O’Neil was appointed as a member of the veterans committee of the Hall of Fame in 1981. It was mainly because of his efforts that forgotten Negro Stars were inducted into Cooperstown. In February of 2006 a Hall of Fame Committee named 17 former players and executives of the Negro Leagues as worthy of induction, but Buck was not one of them. This stunning omission was immediately challenged by sportswriters, former ballplayers, and politicians. Rep. Emanuel Cleaver, D-Missouri, stated that the vote had left the Kansas City Community in tears. In a prepared text of remarks made on the House floor Cleaver said:
“Buck O’Neil is a man who has done more than anyone to popularize and keep alive the history of the Negro leagues. The fact that he was not voted into baseball’s Hall of Fame is a wrong that only Major League Baseball can make right. This humble man who has never slighted anyone has been slighted — apparently by a single vote — by a group who looked shortsightedly at his batting average, but not at what he has done for the game of baseball.”
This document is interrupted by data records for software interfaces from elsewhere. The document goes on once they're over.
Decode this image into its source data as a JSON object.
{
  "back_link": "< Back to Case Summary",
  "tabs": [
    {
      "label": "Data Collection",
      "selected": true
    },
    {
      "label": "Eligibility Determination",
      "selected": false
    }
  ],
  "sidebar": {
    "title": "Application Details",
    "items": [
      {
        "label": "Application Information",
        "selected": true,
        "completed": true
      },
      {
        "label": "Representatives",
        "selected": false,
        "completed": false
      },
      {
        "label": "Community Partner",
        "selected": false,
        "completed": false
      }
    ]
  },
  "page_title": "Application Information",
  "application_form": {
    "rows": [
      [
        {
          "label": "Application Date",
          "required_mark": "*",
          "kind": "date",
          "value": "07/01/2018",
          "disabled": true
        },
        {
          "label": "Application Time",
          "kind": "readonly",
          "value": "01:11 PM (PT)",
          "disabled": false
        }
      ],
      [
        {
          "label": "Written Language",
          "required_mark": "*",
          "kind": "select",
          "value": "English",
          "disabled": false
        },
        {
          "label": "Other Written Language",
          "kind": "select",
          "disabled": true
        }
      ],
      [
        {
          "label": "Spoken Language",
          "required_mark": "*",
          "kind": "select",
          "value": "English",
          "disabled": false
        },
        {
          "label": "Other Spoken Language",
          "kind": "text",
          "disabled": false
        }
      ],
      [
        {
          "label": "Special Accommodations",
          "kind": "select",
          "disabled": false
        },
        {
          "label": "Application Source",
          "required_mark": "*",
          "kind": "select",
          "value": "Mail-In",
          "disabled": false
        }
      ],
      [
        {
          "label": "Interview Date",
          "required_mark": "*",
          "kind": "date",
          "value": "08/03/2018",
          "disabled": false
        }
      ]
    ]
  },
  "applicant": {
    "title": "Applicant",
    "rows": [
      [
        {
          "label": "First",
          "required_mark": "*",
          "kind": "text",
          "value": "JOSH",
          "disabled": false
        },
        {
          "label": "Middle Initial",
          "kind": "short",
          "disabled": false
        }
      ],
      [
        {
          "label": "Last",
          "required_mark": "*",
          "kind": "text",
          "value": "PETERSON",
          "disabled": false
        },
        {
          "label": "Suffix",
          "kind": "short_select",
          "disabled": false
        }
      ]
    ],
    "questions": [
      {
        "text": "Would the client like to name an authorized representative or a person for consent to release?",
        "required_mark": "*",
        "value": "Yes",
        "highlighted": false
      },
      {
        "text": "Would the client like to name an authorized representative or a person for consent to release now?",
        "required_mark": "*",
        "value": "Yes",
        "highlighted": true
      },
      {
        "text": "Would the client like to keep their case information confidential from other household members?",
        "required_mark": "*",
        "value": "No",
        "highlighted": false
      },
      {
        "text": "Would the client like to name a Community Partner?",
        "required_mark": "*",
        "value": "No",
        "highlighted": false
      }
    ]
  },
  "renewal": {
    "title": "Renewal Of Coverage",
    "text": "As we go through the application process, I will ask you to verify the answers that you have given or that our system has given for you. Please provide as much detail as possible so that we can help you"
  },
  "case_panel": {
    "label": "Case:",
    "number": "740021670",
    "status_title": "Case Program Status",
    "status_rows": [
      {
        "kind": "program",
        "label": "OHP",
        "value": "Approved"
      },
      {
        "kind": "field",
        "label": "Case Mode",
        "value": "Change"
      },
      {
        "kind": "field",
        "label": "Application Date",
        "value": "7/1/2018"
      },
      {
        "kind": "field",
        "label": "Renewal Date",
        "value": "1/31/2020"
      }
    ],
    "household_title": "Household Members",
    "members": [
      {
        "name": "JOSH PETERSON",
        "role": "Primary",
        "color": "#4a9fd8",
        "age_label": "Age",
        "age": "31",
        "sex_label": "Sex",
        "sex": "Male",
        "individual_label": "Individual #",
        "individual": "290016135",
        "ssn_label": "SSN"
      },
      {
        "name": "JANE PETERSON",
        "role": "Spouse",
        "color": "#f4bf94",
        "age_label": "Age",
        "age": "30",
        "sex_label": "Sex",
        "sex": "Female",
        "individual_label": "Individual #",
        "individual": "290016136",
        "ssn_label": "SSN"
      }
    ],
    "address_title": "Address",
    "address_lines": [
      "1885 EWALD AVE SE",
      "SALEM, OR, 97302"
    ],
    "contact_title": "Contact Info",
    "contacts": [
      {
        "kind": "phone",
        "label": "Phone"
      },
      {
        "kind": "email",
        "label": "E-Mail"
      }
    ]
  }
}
Sen. Jim Talent, Mo, stated: “Buck O’Neil is one of baseball’s greatest ambassadors, and I believe there is no one who meets the criteria for induction into the National Baseball Hall of Fame more than him.”
The morning of the vote, O’Neil, then 94 years of age, nervously waited with friends and reporters, all of whom expected Buck to receive the greatest honor of his life. A museum official took the call from the committee and turned around with tears in his eyes saying, “Buck, we didn’t get enough votes.” With typical grace and class, Buck responded by stating, “God’s been good to me. They didn’t think Buck was good enough to be in the Hall of Fame. That’s the way they thought about it, and that’s the way it is, so we’re going to live with that. Shed no tears for Buck.”
In July of that year, Buck spoke at the induction ceremonies for the 17 individuals chosen for baseball immortality. Ironically, it is likely that none of them would have ever been given a thought if not for the efforts of Buck. Although his speech was warm and gracious, those close to him believed that he left Cooperstown with a broken heart. In October of that year Buck O’Neill passed away. Commissioner Bud Selig called for a moment of silence in honor of this great man before each ballgame scheduled that day.
Those who choose Hall of Fame candidates appear to have a difficult time with individuals whose credentials are multi-faceted. But, even so, it is beyond puzzling how they could have neglected to select O’Neil. He was a gifted player. Bill James compares him to Mickey Vernon and Mark Grace. It is likely that he would fall short of the accepted criteria if judged on his ball playing ability alone, but considering his excellent managerial and scouting skills, as well as his profoundly powerful voice as the Ambassador of the Negro Leagues, one can only guess at what was on the minds of those who chose to exclude this Giant of a Man. Reggie Jackson perhaps said it best:
“What a fabulous human being. He was a blessing for all of us. I believe that people like Buck and Rachel Robinson and Martin Luther King and Mother Teresa are angels that walk on earth to give us all a greater understanding of what it means to be human. I’m not sad for him. He had a long, full life, and I hope I’m as lucky, but I’m sad for us.”
*Adapted from “The Soul of Baseball – A Road Trip Through Buck O’Neil’s America” by Joe Posnanski